### Materials provided
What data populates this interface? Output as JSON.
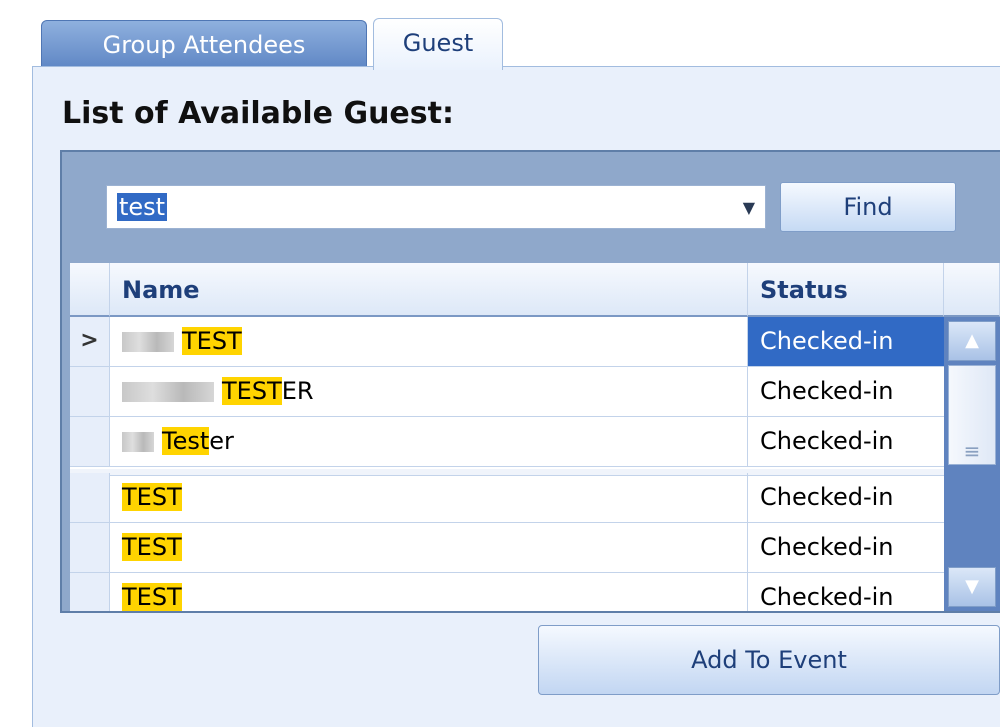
{
  "tabs": [
    {
      "label": "Group Attendees",
      "active": false
    },
    {
      "label": "Guest",
      "active": true
    }
  ],
  "panel_title": "List of Available Guest:",
  "search": {
    "value": "test",
    "find_label": "Find"
  },
  "grid": {
    "columns": [
      "Name",
      "Status"
    ],
    "rows": [
      {
        "selector": ">",
        "name_pre": "TEST",
        "name_post": "",
        "status": "Checked-in",
        "selected": true
      },
      {
        "selector": "",
        "name_pre": "TEST",
        "name_post": "ER",
        "status": "Checked-in",
        "selected": false
      },
      {
        "selector": "",
        "name_pre": "Test",
        "name_post": "er",
        "status": "Checked-in",
        "selected": false
      },
      {
        "selector": "",
        "name_pre": "TEST",
        "name_post": "",
        "status": "Checked-in",
        "selected": false
      },
      {
        "selector": "",
        "name_pre": "TEST",
        "name_post": "",
        "status": "Checked-in",
        "selected": false
      },
      {
        "selector": "",
        "name_pre": "TEST",
        "name_post": "",
        "status": "Checked-in",
        "selected": false
      }
    ]
  },
  "add_button_label": "Add To Event",
  "colors": {
    "accent": "#316ac5",
    "highlight": "#ffd400",
    "tab_inactive": "#6f95cf"
  }
}
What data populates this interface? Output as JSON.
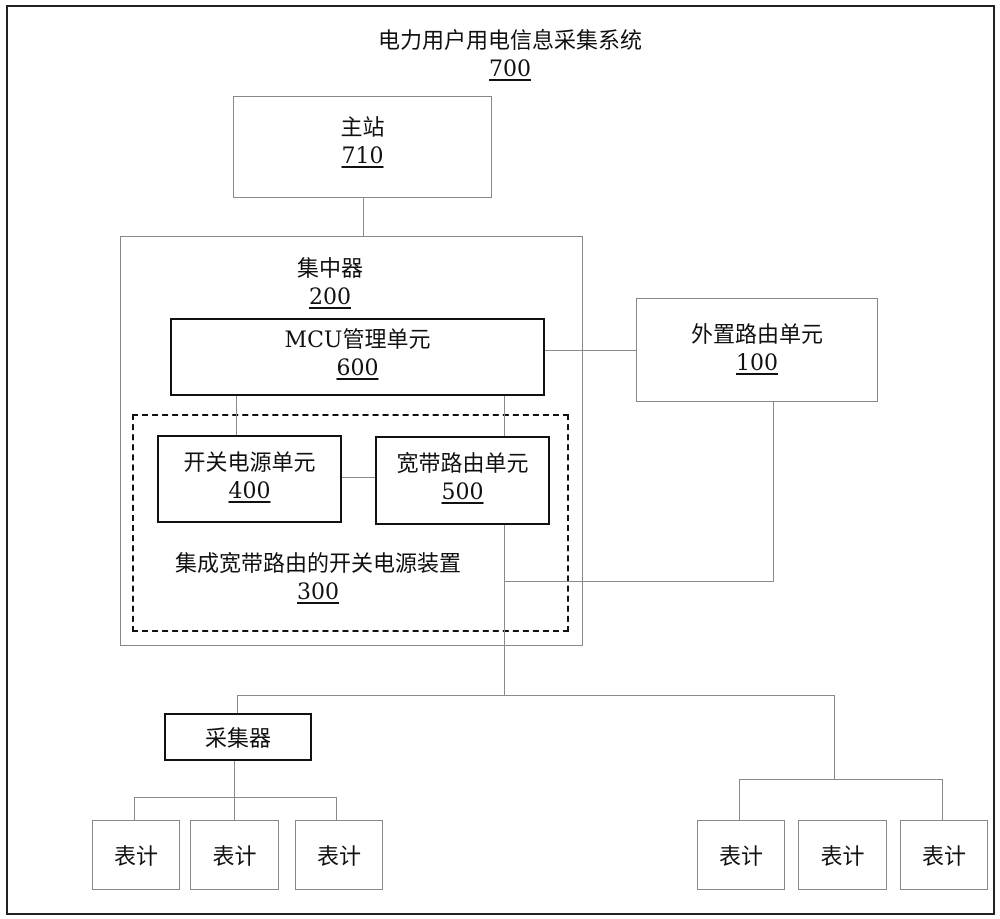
{
  "title": {
    "label": "电力用户用电信息采集系统",
    "ref": "700"
  },
  "master_station": {
    "label": "主站",
    "ref": "710"
  },
  "concentrator": {
    "label": "集中器",
    "ref": "200"
  },
  "mcu_unit": {
    "label": "MCU管理单元",
    "ref": "600"
  },
  "switch_power_unit": {
    "label": "开关电源单元",
    "ref": "400"
  },
  "broadband_router_unit": {
    "label": "宽带路由单元",
    "ref": "500"
  },
  "integrated_device": {
    "label": "集成宽带路由的开关电源装置",
    "ref": "300"
  },
  "external_router_unit": {
    "label": "外置路由单元",
    "ref": "100"
  },
  "collector": {
    "label": "采集器"
  },
  "meters_left": [
    {
      "label": "表计"
    },
    {
      "label": "表计"
    },
    {
      "label": "表计"
    }
  ],
  "meters_right": [
    {
      "label": "表计"
    },
    {
      "label": "表计"
    },
    {
      "label": "表计"
    }
  ]
}
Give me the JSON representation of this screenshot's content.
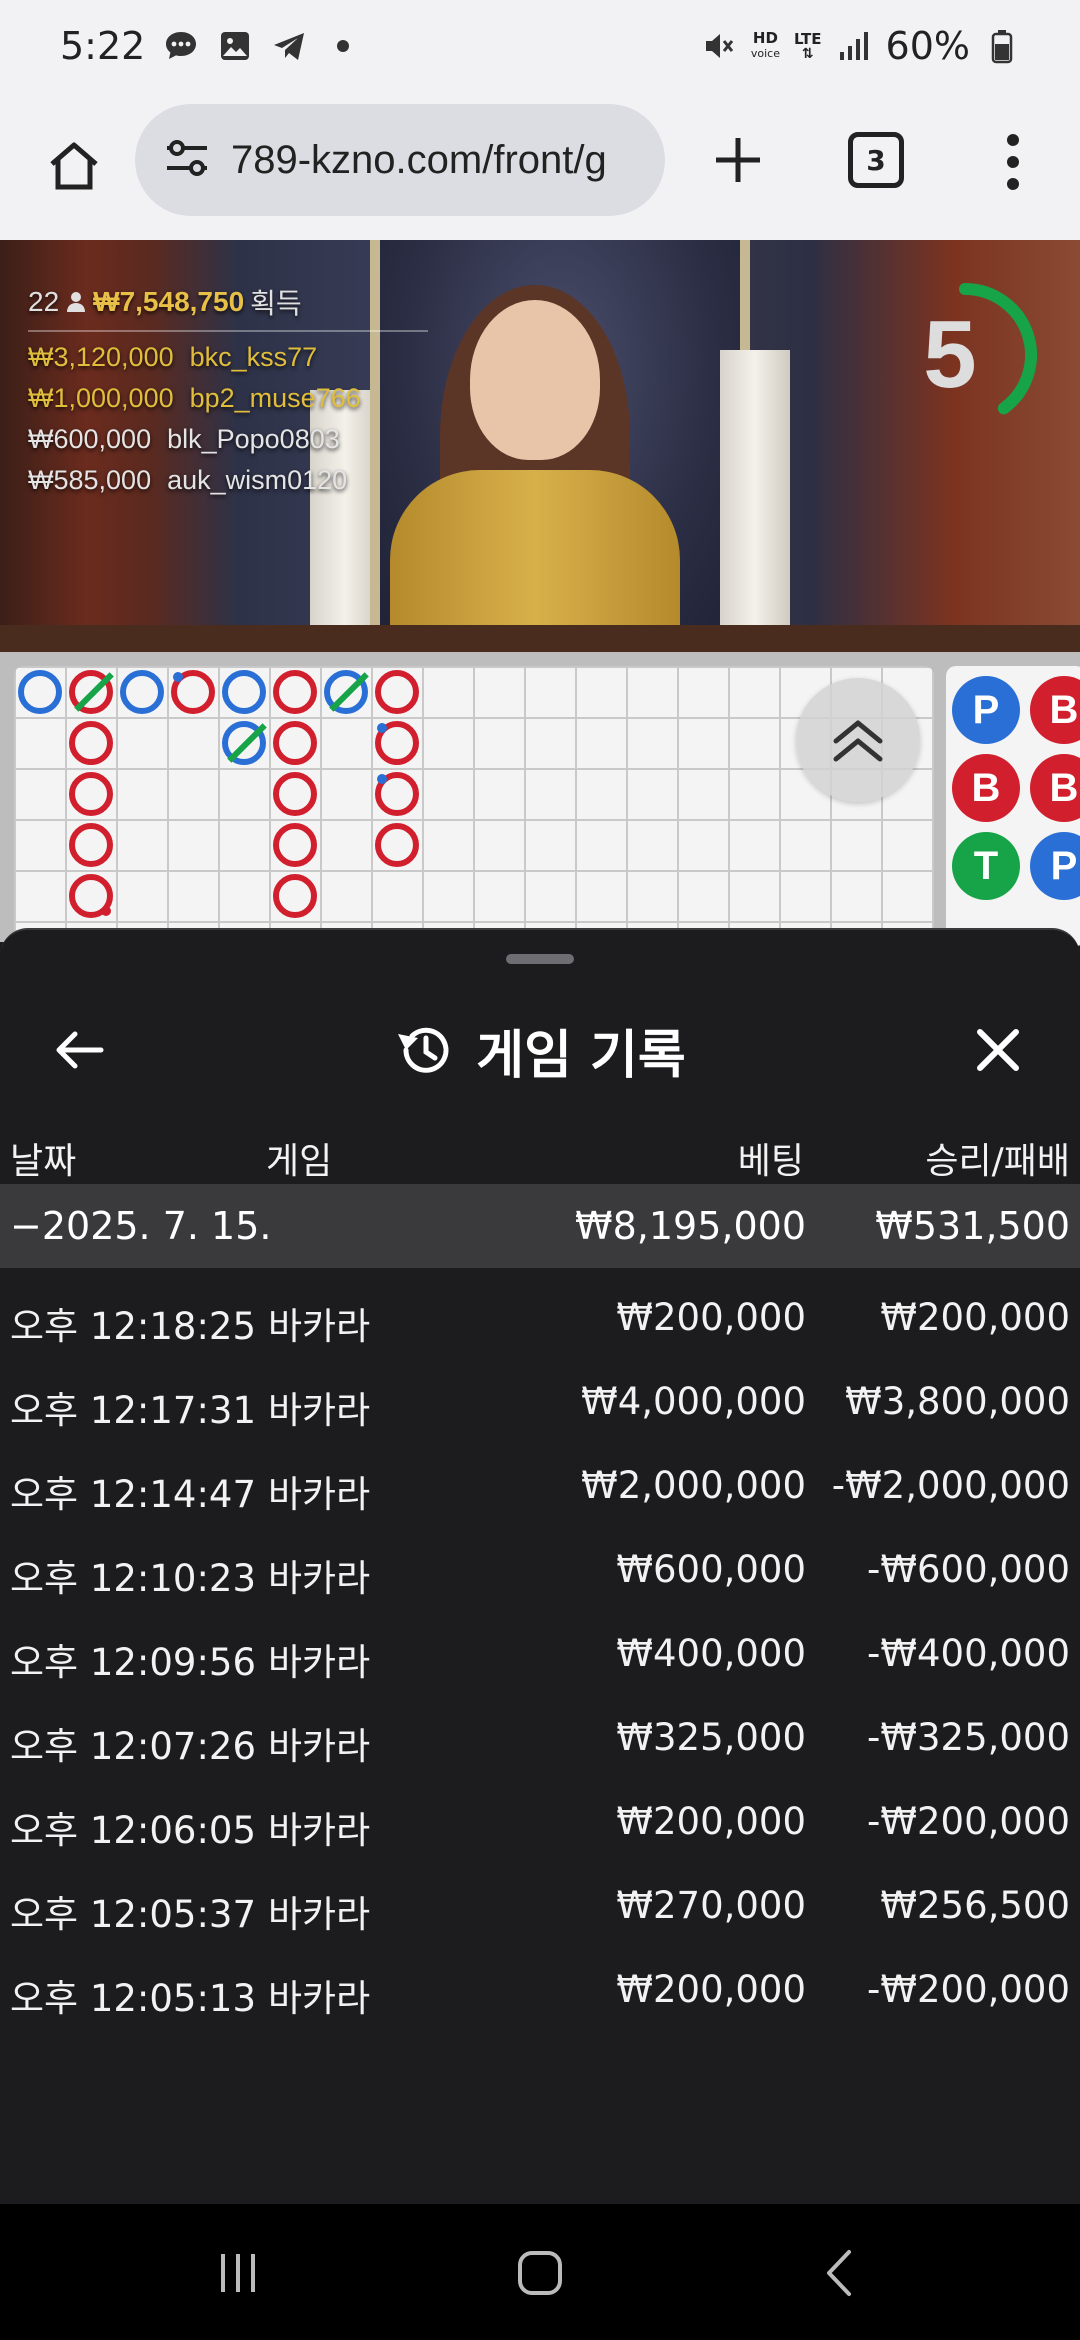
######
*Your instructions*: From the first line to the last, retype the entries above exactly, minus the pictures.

*Output of the exercise*:
What data populates this interface? Output as JSON.
{
  "tabs": [
    {
      "label": "Group Attendees",
      "active": false
    },
    {
      "label": "Guest",
      "active": true
    }
  ],
  "panel_title": "List of Available Guest:",
  "search": {
    "value": "test",
    "find_label": "Find"
  },
  "grid": {
    "columns": [
      "Name",
      "Status"
    ],
    "rows": [
      {
        "selector": ">",
        "name_pre": "TEST",
        "name_post": "",
        "status": "Checked-in",
        "selected": true
      },
      {
        "selector": "",
        "name_pre": "TEST",
        "name_post": "ER",
        "status": "Checked-in",
        "selected": false
      },
      {
        "selector": "",
        "name_pre": "Test",
        "name_post": "er",
        "status": "Checked-in",
        "selected": false
      },
      {
        "selector": "",
        "name_pre": "TEST",
        "name_post": "",
        "status": "Checked-in",
        "selected": false
      },
      {
        "selector": "",
        "name_pre": "TEST",
        "name_post": "",
        "status": "Checked-in",
        "selected": false
      },
      {
        "selector": "",
        "name_pre": "TEST",
        "name_post": "",
        "status": "Checked-in",
        "selected": false
      }
    ]
  },
  "add_button_label": "Add To Event",
  "colors": {
    "accent": "#316ac5",
    "highlight": "#ffd400",
    "tab_inactive": "#6f95cf"
  }
}
What data populates this interface? Output as JSON.
{
  "title": {
    "label": "电力用户用电信息采集系统",
    "ref": "700"
  },
  "master_station": {
    "label": "主站",
    "ref": "710"
  },
  "concentrator": {
    "label": "集中器",
    "ref": "200"
  },
  "mcu_unit": {
    "label": "MCU管理单元",
    "ref": "600"
  },
  "switch_power_unit": {
    "label": "开关电源单元",
    "ref": "400"
  },
  "broadband_router_unit": {
    "label": "宽带路由单元",
    "ref": "500"
  },
  "integrated_device": {
    "label": "集成宽带路由的开关电源装置",
    "ref": "300"
  },
  "external_router_unit": {
    "label": "外置路由单元",
    "ref": "100"
  },
  "collector": {
    "label": "采集器"
  },
  "meters_left": [
    {
      "label": "表计"
    },
    {
      "label": "表计"
    },
    {
      "label": "表计"
    }
  ],
  "meters_right": [
    {
      "label": "表计"
    },
    {
      "label": "表计"
    },
    {
      "label": "表计"
    }
  ]
}
Give me the JSON representation of this screenshot's content.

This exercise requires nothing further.